Crash Bandicoot: Mind over Mutant Review


I can remember when Crash Bandicoot was a guy in a suit pushing Sony's fledgling PlayStation console and trying to give the new videogame player a face as recognizable as that of Sonic or Mario. I'm not sure if it really worked all that well or not, but that was then and this is now, a time when Crash can go into hiding for years and reemerge on consoles other than Sony's latest PlayStation iteration. This time out he's in the hands of Activision and developer Radical Entertainment. If you haven't seen Crash in a while, you'll recognize the 'coot himself but not that much about the game built around him. That's not necessarily a bad thing, but in departing from the Crash legacy the game runs the risk of becoming just another platform game in a world filled with them. Let's see what's in store for the new Crash...

If the game's storyline of an evil scientist turning cute critters into fiendish mutants sounds familiar, it's because it's basically the plot of the first Sonic games. However, in most platforming games the plot merely serves the purpose of giving the hero an excuse for beating up on various critters and monsters, so let's leave the story there and move on to the gameplay. Mind over Mutant uses a hub-based world centered on the homes of Crash, his sister Coco, and their friend X. You can run around collecting crystals in the fields and streams around Crash's house or drop in on his house to view the various artwork and videos you've unlocked during your adventures. When you're ready you'll be able to activate the trigger that will push the story along and open up one of the bridges leading away from the hub and into the game world. Your objectives follow the standards for the genre - collect a certain number of special items or defeat a boss and his minions - and once you complete them you'll find yourself back in Crash's neighborhood.
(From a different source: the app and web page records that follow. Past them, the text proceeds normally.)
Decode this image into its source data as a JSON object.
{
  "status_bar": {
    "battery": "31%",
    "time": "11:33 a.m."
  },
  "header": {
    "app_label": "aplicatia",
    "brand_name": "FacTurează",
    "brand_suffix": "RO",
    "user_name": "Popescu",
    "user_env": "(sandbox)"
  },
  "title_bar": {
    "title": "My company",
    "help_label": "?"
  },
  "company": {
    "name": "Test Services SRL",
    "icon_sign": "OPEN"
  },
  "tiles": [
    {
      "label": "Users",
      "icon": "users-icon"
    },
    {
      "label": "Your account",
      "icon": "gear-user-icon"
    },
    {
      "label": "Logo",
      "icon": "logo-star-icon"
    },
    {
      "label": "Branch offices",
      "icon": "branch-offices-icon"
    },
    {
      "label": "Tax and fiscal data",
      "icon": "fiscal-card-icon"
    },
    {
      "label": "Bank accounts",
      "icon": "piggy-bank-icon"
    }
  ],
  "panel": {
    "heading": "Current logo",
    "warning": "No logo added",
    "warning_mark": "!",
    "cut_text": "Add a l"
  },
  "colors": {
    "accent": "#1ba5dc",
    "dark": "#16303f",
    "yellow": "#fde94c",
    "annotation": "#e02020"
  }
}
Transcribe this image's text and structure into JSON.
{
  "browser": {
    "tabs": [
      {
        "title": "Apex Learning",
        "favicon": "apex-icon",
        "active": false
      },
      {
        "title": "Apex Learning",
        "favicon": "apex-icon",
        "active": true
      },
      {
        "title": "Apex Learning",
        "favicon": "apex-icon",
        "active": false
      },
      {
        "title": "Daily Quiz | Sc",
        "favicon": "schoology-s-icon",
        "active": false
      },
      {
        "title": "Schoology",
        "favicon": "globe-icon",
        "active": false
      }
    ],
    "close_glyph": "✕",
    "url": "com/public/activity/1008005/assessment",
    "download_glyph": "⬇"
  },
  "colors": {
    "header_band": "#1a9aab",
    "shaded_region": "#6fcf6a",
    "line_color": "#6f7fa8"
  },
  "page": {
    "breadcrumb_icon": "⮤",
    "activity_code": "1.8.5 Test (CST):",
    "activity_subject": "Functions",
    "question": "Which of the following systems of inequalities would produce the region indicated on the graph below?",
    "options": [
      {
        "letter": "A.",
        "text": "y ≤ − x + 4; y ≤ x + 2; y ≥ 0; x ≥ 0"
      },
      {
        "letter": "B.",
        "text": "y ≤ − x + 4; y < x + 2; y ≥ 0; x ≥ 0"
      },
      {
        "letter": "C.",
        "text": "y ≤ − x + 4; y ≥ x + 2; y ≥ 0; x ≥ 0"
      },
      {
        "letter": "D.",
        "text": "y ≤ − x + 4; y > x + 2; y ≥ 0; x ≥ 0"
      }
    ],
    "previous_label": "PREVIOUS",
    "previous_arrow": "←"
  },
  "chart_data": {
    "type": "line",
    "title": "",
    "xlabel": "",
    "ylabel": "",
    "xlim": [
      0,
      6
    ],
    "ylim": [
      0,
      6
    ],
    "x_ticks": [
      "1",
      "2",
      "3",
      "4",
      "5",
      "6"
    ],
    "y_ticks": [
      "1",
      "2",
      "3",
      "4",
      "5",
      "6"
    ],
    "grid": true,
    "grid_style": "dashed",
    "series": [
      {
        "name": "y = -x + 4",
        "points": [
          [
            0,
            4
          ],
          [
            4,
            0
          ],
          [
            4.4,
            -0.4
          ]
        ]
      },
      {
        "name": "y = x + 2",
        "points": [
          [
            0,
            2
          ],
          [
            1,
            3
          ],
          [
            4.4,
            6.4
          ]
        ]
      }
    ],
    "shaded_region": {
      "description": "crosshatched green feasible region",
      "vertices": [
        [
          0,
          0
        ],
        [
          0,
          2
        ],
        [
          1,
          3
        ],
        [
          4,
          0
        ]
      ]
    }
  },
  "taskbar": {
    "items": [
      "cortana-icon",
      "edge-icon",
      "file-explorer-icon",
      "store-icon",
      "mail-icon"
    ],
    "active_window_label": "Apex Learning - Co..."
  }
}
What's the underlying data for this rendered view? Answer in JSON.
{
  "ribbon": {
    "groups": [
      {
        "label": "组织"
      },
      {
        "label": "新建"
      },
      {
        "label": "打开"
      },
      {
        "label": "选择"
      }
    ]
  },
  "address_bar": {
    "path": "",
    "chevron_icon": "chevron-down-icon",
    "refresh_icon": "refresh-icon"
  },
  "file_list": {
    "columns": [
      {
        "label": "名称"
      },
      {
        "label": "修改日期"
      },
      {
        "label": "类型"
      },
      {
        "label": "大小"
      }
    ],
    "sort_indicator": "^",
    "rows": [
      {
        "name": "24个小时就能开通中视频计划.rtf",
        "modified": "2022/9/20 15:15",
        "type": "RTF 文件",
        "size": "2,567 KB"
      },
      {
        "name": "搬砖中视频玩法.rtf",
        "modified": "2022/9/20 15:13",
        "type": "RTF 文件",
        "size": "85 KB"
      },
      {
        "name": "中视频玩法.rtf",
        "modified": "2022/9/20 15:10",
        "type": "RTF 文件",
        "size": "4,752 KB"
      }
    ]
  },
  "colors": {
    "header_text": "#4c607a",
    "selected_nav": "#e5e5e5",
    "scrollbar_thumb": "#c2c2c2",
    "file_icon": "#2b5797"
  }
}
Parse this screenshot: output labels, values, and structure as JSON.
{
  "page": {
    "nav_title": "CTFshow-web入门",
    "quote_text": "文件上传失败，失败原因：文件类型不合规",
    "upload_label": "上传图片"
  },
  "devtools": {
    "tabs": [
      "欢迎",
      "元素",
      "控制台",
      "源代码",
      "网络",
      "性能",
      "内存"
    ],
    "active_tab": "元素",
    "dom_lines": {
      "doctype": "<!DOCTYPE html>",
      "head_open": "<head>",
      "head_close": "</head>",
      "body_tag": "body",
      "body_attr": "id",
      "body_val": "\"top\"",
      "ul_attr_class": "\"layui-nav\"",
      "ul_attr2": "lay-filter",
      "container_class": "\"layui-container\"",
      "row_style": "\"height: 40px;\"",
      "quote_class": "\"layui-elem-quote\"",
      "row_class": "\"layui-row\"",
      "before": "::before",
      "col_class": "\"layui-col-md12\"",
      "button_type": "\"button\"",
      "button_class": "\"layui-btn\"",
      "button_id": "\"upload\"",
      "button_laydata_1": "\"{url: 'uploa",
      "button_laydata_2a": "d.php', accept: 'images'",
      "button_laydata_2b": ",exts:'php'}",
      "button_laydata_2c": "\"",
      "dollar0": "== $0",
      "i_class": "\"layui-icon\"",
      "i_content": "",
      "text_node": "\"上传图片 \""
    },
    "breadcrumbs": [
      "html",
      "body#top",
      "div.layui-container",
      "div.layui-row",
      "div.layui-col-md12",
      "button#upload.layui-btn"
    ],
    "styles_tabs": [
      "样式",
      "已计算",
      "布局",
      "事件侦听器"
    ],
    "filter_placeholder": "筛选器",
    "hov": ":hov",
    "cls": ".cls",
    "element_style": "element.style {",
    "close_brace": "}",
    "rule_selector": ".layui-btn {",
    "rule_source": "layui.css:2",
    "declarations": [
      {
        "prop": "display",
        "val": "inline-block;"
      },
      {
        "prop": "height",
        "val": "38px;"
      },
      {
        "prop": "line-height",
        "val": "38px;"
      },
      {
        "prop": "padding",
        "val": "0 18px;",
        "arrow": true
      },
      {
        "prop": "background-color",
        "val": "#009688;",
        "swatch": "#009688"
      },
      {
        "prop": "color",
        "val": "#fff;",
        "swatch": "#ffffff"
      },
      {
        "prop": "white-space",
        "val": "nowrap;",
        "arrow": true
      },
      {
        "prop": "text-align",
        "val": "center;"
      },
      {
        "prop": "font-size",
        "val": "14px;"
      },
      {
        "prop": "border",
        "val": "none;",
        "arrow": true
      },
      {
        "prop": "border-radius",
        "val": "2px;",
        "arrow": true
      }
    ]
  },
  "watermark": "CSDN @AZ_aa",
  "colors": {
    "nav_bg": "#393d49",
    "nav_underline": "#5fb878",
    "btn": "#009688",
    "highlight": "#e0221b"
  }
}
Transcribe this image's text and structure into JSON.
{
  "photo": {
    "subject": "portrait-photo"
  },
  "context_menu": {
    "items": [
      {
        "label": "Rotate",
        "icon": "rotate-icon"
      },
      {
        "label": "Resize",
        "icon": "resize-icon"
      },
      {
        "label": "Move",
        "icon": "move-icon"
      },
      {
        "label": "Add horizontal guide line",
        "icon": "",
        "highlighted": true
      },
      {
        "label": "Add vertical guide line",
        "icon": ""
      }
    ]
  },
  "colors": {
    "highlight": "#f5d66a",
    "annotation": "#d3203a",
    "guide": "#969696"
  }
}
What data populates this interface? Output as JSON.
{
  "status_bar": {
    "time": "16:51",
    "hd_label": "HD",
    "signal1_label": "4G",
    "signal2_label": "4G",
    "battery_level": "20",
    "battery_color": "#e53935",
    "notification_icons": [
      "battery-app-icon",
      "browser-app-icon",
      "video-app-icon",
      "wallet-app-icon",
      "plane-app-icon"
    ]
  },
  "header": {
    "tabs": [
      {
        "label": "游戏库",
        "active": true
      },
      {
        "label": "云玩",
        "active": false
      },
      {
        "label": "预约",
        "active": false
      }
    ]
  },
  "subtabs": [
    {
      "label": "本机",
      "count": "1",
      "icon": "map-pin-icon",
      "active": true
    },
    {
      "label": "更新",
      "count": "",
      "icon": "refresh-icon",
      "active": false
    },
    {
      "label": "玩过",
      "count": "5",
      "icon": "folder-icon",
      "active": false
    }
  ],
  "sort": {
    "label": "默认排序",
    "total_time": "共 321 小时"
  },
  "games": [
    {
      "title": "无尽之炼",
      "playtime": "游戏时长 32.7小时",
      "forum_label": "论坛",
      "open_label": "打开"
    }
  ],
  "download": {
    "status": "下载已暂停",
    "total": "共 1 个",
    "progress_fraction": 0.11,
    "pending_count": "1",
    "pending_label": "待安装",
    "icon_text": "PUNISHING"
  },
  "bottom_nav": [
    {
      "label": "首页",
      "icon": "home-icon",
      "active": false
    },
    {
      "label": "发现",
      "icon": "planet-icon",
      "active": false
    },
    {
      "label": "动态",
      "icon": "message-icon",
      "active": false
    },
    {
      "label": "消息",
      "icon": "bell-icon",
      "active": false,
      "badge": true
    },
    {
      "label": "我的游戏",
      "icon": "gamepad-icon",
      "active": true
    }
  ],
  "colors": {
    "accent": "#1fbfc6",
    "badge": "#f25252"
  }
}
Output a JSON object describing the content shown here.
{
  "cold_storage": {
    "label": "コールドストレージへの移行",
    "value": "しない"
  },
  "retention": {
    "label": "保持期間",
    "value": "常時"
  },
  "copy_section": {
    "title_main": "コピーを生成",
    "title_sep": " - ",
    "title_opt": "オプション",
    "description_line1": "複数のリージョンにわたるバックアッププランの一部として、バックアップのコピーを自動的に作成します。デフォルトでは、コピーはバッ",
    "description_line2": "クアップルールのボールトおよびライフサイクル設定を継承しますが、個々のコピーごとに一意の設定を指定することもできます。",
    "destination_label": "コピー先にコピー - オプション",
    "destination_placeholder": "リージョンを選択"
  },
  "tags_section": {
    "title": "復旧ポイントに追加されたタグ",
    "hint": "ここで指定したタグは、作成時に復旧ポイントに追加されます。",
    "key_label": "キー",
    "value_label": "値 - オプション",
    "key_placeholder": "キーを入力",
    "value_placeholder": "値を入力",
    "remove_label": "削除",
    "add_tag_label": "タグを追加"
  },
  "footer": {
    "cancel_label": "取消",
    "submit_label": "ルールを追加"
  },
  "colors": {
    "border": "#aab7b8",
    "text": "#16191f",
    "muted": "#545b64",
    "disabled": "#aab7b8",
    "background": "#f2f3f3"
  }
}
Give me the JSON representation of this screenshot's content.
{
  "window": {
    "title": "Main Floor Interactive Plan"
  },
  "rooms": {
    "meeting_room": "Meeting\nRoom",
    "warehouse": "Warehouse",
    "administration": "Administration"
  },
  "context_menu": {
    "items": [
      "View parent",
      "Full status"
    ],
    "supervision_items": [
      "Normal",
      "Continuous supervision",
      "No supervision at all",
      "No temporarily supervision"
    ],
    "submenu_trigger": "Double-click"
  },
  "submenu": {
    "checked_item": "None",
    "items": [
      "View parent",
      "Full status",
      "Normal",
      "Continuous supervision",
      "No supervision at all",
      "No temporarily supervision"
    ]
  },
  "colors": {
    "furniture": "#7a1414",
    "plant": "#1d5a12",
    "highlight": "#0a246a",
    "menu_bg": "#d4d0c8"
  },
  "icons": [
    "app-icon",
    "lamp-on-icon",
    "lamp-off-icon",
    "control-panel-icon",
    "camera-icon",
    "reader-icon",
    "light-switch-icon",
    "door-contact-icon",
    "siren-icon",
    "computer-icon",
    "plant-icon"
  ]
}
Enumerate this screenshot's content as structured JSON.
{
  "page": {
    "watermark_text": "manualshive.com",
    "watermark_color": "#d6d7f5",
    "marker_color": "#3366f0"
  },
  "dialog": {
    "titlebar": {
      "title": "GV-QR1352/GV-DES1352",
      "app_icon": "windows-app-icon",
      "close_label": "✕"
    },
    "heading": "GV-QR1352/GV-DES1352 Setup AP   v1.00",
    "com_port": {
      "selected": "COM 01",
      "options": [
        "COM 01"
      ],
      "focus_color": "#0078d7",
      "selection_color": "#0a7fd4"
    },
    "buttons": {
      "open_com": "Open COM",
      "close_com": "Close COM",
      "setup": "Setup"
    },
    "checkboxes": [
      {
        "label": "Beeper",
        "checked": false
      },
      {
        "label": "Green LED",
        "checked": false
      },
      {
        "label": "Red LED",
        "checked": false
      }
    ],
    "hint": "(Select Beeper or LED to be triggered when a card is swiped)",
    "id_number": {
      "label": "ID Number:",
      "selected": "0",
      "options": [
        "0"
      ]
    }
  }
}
Crash has the usual power at his disposal such as jumps, high jumps, and punches, but he does have a few unique tricks up his sleeves. Crash has his signature spin attack which will knock out nearby enemies while keeping Crash invulnerable to attack. It's easy to launch the attack by spinning the left stick, but it does have a downside in that it leaves Crash dizzy and unable to move for a few moments after he's done. You better make sure that you take care of all the nearby enemies while you're still spinning. The fighting system works well for a platform game, and some encounters with larger enemies will require the use of dodges, blocks, and counters to prevail. The game tracks consecutive hits and as you strike enemies without taking a hit yourself you'll earn bonus multipliers. These multipliers are applied to the crystals you collect during the game, so if you have a 15x multiplier each crystal that you collect will count as fifteen. These crystals are applied to an experience meter of sorts that when filled will upgrade one of Crash's abilities. You won't have the opportunity to select how Crash is upgraded, but it's a nice bonus to reward you for being smart in your battles rather than simply mashing the attack button until everything is dead. Returning from last year's Crash of the Titans is the ability to essentially 'hijack' some special mutants, which effectively gives you control over them while Crash rides on their backs. Controlling one of these mutants not only allows you to take and give out more damage, you also get to use any special attacks or powers that mutant may possess. For example, one mutant can unleash a blast of frozen breath that can be used to freeze water, allowing you to walk on ice or smash through frozen barriers. As you collect these mutants, you'll be able to switch between them as needed - I guess Crash carries them around in the pockets of his cut-off shorts.